(Beginning of DATA PROVIDED)

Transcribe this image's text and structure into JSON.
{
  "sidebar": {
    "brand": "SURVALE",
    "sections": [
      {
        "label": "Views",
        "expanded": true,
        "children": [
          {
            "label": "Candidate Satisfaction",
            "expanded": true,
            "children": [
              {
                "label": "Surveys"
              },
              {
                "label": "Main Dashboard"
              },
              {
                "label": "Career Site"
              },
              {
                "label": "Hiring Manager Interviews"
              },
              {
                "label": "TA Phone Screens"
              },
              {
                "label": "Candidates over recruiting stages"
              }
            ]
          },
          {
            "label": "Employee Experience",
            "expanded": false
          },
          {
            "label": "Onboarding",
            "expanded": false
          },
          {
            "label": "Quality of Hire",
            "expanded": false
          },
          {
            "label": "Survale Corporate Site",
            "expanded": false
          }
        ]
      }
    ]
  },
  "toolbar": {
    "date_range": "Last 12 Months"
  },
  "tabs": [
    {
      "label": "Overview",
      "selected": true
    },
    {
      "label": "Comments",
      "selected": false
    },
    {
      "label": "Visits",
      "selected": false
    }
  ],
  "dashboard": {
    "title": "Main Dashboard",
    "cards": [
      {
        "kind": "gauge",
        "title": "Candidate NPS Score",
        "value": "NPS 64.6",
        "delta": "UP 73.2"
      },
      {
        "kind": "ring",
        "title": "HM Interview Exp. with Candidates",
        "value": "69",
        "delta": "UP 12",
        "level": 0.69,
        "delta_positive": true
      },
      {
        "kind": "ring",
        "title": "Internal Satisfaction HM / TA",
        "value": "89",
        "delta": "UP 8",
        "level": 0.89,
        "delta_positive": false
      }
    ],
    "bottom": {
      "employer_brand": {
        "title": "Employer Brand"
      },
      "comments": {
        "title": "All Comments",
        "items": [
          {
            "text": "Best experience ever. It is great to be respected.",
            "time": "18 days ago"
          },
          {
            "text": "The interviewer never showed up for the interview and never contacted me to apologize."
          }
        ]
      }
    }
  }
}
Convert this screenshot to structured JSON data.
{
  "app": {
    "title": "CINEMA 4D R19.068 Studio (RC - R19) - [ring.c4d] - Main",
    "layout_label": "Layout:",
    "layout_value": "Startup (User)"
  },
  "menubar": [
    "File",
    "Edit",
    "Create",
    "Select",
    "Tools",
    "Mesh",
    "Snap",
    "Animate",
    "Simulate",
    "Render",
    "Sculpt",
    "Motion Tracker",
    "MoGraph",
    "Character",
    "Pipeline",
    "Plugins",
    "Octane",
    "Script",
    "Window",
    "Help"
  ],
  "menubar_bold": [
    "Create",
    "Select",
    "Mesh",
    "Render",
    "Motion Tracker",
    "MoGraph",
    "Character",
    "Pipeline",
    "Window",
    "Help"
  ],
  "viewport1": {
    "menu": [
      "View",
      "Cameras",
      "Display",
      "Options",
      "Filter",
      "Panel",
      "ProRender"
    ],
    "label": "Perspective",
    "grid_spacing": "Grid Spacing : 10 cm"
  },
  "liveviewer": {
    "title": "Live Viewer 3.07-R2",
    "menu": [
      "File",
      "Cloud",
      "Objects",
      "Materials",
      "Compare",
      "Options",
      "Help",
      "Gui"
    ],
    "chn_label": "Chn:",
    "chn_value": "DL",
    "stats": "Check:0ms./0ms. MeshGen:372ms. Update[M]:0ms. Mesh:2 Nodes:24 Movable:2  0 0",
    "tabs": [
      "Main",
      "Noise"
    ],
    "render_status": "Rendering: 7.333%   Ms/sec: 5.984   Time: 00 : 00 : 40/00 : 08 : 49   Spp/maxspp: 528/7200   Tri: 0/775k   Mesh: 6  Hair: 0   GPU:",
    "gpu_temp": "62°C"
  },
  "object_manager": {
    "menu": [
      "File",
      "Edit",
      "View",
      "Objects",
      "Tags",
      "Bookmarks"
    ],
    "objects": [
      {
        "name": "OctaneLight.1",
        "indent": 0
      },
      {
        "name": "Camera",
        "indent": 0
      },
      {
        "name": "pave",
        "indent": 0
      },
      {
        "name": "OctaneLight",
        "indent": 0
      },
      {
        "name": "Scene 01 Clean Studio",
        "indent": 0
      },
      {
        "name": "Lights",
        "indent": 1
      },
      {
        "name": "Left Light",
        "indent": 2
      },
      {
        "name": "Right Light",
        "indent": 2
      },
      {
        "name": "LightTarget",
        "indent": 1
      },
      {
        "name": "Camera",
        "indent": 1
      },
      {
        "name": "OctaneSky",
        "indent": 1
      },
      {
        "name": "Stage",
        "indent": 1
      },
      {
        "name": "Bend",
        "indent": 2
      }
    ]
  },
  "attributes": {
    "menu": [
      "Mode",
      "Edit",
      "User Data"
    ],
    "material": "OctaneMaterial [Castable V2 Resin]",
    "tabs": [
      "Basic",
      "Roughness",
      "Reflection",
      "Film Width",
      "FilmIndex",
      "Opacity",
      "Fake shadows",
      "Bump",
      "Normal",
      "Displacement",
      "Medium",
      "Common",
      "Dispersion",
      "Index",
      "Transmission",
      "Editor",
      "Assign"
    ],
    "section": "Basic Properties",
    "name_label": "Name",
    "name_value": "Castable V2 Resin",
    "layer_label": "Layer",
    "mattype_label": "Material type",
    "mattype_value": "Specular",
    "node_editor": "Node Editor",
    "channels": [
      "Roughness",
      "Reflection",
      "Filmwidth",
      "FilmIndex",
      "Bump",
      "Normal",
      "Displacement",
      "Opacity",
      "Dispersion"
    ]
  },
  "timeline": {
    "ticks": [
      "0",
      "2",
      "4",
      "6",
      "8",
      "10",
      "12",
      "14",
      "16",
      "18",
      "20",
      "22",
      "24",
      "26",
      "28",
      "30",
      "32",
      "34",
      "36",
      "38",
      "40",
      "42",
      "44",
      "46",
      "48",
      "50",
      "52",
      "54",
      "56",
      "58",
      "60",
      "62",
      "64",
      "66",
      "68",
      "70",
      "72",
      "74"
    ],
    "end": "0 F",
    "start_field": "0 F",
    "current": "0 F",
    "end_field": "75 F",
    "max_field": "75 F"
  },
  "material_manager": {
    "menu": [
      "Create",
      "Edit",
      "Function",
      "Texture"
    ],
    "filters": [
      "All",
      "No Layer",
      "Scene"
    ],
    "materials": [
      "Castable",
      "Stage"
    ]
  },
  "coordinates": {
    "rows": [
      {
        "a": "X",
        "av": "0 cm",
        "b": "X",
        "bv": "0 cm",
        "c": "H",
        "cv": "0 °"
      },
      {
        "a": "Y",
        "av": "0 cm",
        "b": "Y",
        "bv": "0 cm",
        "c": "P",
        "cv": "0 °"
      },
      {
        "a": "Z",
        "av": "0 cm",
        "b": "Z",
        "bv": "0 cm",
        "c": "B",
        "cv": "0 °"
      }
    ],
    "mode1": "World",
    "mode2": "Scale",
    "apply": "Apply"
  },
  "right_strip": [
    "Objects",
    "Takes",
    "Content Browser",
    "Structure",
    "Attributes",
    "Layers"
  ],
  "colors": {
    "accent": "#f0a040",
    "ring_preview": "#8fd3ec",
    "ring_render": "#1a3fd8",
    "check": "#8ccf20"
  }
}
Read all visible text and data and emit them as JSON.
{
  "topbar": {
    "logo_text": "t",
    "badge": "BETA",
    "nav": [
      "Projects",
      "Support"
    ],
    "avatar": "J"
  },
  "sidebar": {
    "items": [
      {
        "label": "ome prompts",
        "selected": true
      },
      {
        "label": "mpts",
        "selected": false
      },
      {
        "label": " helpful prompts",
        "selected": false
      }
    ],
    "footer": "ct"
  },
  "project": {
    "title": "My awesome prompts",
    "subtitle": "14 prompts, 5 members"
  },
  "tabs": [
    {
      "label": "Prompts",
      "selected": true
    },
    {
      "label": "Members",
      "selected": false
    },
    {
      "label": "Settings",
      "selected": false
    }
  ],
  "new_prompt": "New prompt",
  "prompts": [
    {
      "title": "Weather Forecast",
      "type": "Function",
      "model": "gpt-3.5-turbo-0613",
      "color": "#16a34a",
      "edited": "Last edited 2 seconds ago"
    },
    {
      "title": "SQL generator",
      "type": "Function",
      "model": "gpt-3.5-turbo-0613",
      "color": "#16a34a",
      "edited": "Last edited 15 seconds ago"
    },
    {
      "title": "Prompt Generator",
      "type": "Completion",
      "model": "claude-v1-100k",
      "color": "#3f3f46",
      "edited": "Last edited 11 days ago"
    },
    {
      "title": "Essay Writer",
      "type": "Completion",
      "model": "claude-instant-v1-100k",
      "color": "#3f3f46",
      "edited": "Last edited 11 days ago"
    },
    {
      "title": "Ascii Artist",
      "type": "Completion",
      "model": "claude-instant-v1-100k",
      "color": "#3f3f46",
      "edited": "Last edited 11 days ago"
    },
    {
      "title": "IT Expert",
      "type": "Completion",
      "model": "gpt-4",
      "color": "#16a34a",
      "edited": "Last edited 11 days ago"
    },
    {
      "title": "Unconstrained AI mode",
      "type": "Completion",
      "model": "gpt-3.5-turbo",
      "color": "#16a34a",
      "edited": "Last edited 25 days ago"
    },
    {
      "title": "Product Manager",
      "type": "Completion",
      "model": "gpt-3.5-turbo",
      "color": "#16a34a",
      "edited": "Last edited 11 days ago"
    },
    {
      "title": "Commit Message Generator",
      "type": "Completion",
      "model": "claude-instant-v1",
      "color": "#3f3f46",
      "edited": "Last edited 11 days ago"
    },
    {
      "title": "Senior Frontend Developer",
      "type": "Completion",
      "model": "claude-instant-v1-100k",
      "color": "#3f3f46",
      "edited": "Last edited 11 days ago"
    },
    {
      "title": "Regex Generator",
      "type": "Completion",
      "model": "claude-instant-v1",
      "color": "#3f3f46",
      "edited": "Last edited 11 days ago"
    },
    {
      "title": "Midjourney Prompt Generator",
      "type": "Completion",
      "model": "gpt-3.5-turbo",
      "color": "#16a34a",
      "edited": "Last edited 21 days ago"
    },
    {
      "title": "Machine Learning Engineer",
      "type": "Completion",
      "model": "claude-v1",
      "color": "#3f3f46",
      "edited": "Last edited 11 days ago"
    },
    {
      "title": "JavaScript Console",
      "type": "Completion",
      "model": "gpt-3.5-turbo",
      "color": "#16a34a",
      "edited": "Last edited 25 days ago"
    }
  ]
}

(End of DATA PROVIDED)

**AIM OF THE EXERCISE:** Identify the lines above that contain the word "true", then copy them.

**SOLUTION FOR THIS EXERCISE:**
        "expanded": true,
            "expanded": true,
      "selected": true
        "delta_positive": true
        "selected": true
      "selected": true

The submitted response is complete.